John Saint-Amour from LandVest’s Portland office reports similar increased activity in southern coastal Maine and into the western lakes region. With buyers looking for value, sellers are working with realistic offers and properties are selling, he said. Since January of 2011, there have been 15 sales of $2 million and above properties in Maine, he added.
William Davisson, also of the LandVest Portland office, reports dramatic increased activity from buyers having interest in properties in Southern Maine. Oceanfront positions, proximity to amenities, accessibility to transportation, and relative turn-key quality define search parameters for these buyers. The recent financial market turmoil has not deterred prospect property visits with most buyers, he said.
John Scribner, also from the LandVest Portland office, said there seems to be a sense that the bottom has been realized and that the market is beginning to turn, and the barriers to entry where high-end properties are concerned seem to be lifting.
Edward Riekstins, senior vice president at Boston-based Northmarq Capital, a commercial real estate capital solutions firm, recently said he expects an abundance of capital for residential and commercial real estate in 2013. “Most lenders have larger allocations of capital than last year which will create a very competitive financing environment for 2013,” he said.
“Life insurance companies have much larger allocations than last year and continue to offer very strong 10, 15 and even 20-year fixed rates,” continued Riekstins. “Over the last several years, most life companies have retreated to primary markets like Boston, but there is a renewed interest in lending at the airport hubs in northern New England including Portland, Manchester and Burlington. I do anticipate that as the competition for lending grows, life companies will expand back into the secondary and tertiary markets.”
Chris Lynch, president of Legacy Properties Sotheby’s International, of Brunswick, Maine, believes the uptick in real estate activity in his state is the beginning of a trend. In a February post on his company’s blog, he wrote, “going back a few years ago, we would relish bits of anecdotal evidence that a recovery in Maine was starting to bloom. At first, it looked like a scatter plot of uncorrelated lightning strikes where homes, albeit very few, were selling for seemingly stronger prices. It was also largely limited to the highest value locations in Maine. As the anecdotes grew to more than a handful, the coincidence was becoming statistically significant.”

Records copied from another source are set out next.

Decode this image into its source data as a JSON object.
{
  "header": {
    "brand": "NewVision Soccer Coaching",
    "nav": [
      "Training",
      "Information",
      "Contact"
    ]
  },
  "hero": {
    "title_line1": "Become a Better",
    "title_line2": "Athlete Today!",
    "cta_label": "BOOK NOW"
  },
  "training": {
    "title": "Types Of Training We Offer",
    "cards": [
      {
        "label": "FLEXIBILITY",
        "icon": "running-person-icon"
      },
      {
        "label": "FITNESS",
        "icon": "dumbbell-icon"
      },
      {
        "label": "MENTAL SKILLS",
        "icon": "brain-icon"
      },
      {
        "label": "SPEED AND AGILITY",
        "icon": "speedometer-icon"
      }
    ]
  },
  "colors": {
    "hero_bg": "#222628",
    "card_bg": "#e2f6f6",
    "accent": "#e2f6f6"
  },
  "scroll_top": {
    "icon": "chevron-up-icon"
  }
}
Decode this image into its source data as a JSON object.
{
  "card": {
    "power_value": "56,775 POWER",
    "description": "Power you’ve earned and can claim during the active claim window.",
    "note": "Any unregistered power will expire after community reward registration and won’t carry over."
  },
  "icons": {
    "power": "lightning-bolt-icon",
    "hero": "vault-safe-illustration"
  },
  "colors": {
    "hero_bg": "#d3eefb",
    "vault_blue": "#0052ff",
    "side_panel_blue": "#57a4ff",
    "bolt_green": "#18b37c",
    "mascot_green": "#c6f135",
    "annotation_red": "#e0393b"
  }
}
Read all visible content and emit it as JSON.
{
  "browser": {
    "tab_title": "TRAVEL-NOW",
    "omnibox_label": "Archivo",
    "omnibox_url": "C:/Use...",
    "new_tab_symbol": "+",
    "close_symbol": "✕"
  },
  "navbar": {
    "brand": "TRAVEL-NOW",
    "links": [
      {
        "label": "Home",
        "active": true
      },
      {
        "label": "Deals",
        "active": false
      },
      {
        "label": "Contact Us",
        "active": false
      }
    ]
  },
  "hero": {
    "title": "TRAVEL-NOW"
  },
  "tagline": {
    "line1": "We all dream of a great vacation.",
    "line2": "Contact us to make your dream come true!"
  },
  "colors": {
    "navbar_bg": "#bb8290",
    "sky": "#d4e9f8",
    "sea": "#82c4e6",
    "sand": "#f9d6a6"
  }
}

However, Lynch said single-family home sales have not declined in number in Maine since June of 2011. There have been “18 uninterrupted monthly gains in terms of unit volume,” he wrote. “In fact, eight of the 12 months reported (so far) in 2012 demonstrated unit volume gains in excess of 10 percent, with five of them in excess of 20 percent gains. All told, the year 2012 had unit volume gains of more than 17 percent compared with 2011.”
Lynch said his team believes unit volume gains will continue to improve in Maine, although possibly not at last year’s same robust pace. “Prices are directly tied to supply,” he wrote. “If we can keep our inventory moving at a healthy turnover rate, prices will rise accordingly. All told, it should be a satisfying year for Maine real estate participants.”